Banking & Commercial Real Estate - What Is at Stake?
Small- and medium-size banks play an important role in the American economy. Lenders with less than $250 billion in assets account for roughly 50% of U.S. commercial and industrial lending, 60% of residential real estate lending, 80% of commercial real estate lending and 45% of consumer lending, according to a report by Goldman Sachs economists Manuel Abecasis and David Mericle (Stress Among Small Banks is Likely to Slow the US Economy (goldmansachs.com)).
According to the FDIC (Historical Bank Data (fdic.gov)), there are over 4200 commercial banks in operation.
So...how does this impact you and your investments?

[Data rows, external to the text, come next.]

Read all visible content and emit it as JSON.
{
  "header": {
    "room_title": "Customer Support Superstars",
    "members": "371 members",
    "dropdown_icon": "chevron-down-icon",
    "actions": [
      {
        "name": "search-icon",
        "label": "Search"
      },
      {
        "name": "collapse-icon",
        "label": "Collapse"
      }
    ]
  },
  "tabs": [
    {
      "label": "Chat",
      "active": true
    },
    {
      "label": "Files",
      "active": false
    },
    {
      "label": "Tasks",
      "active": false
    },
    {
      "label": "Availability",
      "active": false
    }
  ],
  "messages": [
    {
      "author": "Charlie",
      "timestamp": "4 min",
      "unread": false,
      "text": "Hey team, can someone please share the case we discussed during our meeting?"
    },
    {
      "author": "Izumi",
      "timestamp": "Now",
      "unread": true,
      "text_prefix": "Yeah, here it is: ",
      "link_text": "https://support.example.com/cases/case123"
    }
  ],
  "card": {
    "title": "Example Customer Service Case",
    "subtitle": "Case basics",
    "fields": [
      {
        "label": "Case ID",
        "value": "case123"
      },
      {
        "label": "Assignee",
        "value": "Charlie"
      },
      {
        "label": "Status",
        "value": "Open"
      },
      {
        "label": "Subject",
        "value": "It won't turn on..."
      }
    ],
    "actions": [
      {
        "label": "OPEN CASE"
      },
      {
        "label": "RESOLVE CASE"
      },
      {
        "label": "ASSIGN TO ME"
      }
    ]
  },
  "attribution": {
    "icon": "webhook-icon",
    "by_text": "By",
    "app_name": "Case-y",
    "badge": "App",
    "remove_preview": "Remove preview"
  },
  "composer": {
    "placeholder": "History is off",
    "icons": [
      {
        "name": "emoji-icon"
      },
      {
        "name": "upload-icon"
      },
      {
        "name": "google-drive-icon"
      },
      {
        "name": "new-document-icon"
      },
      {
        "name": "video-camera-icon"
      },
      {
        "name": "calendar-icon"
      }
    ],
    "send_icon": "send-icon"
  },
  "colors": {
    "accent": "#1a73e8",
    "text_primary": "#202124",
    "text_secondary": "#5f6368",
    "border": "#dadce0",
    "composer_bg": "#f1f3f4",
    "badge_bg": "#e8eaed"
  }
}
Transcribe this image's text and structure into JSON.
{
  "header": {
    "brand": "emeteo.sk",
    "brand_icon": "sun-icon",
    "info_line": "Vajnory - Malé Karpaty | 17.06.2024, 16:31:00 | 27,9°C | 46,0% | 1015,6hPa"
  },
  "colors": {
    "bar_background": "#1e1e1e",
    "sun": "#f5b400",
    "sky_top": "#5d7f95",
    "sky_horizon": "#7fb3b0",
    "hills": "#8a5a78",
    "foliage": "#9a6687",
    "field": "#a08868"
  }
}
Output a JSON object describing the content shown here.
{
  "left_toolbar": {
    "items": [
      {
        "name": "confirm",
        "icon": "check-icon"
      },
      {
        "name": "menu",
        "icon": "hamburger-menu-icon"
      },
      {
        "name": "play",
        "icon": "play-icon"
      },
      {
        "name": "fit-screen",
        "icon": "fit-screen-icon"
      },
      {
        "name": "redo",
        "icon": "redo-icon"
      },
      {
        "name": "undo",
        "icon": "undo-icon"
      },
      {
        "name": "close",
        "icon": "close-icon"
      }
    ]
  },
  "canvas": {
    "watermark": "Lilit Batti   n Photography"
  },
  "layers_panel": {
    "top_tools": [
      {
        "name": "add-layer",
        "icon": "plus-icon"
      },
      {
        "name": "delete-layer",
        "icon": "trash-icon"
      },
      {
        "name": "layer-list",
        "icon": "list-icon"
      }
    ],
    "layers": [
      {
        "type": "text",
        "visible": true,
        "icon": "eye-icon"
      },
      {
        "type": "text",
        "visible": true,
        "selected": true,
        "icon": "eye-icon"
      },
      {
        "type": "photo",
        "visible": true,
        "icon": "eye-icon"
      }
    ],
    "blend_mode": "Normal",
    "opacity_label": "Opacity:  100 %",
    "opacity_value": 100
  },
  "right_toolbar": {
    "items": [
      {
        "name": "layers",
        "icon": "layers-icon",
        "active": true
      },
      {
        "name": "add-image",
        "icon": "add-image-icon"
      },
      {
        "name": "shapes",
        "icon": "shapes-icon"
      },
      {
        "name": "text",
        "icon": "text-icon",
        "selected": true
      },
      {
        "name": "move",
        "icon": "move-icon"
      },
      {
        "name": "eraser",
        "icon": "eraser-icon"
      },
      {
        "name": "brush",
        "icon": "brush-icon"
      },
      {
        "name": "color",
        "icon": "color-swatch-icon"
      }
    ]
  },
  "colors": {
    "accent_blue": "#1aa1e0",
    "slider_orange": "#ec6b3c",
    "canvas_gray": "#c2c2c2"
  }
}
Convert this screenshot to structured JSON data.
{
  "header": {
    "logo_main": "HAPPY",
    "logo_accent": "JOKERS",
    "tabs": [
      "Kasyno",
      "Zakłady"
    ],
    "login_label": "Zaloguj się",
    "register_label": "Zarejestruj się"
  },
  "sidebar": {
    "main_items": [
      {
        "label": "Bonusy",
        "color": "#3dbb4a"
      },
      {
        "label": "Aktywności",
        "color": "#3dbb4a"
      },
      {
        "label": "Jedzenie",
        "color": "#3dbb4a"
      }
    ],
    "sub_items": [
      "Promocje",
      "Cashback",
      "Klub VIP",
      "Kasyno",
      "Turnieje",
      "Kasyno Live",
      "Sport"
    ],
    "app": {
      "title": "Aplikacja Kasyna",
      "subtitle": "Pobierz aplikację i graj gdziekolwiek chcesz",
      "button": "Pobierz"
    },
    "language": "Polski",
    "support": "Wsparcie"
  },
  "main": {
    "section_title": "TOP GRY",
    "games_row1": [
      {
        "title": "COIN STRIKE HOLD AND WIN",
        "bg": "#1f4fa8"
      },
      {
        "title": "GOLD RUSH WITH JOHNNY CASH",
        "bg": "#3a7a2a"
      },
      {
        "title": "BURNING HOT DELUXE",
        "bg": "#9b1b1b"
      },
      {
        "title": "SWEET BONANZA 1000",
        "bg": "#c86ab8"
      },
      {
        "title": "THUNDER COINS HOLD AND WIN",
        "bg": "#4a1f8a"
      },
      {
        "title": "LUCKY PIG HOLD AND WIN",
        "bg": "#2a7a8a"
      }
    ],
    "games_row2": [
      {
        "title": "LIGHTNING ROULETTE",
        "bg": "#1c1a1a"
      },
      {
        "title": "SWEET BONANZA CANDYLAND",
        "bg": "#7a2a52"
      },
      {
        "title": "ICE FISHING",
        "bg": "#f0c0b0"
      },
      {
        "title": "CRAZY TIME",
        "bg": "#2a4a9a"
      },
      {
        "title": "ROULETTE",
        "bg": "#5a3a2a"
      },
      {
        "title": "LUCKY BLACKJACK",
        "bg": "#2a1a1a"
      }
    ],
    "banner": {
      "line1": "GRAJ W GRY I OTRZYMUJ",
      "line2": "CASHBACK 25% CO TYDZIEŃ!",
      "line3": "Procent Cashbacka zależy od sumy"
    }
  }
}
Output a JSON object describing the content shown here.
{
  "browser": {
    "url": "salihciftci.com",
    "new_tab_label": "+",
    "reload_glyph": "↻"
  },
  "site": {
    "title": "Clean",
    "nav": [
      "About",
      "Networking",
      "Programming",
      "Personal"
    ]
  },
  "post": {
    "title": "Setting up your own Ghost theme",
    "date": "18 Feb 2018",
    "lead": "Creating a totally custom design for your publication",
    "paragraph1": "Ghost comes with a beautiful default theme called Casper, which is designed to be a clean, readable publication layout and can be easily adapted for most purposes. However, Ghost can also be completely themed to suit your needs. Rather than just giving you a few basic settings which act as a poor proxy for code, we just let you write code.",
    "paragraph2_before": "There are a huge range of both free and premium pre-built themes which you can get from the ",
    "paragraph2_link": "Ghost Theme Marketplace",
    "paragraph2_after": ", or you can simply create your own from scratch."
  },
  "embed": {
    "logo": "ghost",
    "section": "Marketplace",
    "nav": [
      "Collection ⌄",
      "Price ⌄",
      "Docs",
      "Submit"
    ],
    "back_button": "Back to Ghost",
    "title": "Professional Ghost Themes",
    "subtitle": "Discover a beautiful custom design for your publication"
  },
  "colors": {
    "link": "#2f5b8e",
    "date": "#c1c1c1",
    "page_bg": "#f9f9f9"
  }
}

Regional banks mostly do not mark to market their loans and bonds which creates asset liability mismatches. Very large banks are forced to take into account at least some mark to market effects on capital ratios. TThus, the market is likely to uncover additional regional banks that have unsafe tangible capital ratios. If your bank is offering 50bps interest on a savings or checking account while a 10-year treasury (risk free asset???) is offering you 3.38% (3/23/2023) the odds are that depositors are going to withdraw capital from the bank.
Commercial real estate, which accounts for 43 per cent of small bank loans in the U.S., would be the most affected if banks continue to rein in lending to cope with a flight in deposits.
Small banks provide the lion’s share of commercial real estate lending, with $1.9 trillion in such loans outstanding, more than double the $900 billion held by big banks. Without small banks, commercial real estate borrowers would be hard-pressed to find other sources of funding. Pension funds and sovereign wealth funds are a possibility, but would institutions want to take on that risk considering that commercial property values are falling? Highly leveraged commercial real estate always struggles when interest rates are high, and it now faces even more headwinds as the rise of remote work and online retail sales sap demand for office and store space.
Think about this another way: there is about $1.5T in commercial real estate maturing in the next 3 years. The majority of this debt was financed when base interest rates were near zero. This debt will need to be refinanced in an environment where rates are higher, property value is lower, and where liquidity is drying up.
The market for CMBS, where banks bundle the loans and resells them to investors is struggling. Sales of these deals were down 85% in February compared with last year (Sales of CMBS Plunge 85% as Commercial Property Markets Freeze - Bloomberg). Only about $4.27B of the bonds have been issued down from $29.38B at this same point last year.
Are there pockets in the vast real estate market for investors to participate? Here are a few ideas that might be worth consideration:
Non-bank mortgage servicers and REITs have to mark all of their loans and bonds to market every quarter
Mortgage REITs are not banks and do not have deposits
Residential mortgage credit remains fundamentally solid and discounts to book value for mortgage REITs exceed 30% in some cases
Many mortgage related equities have diversified funding sources (securitization being a big one) and do not rely on short-term borrowing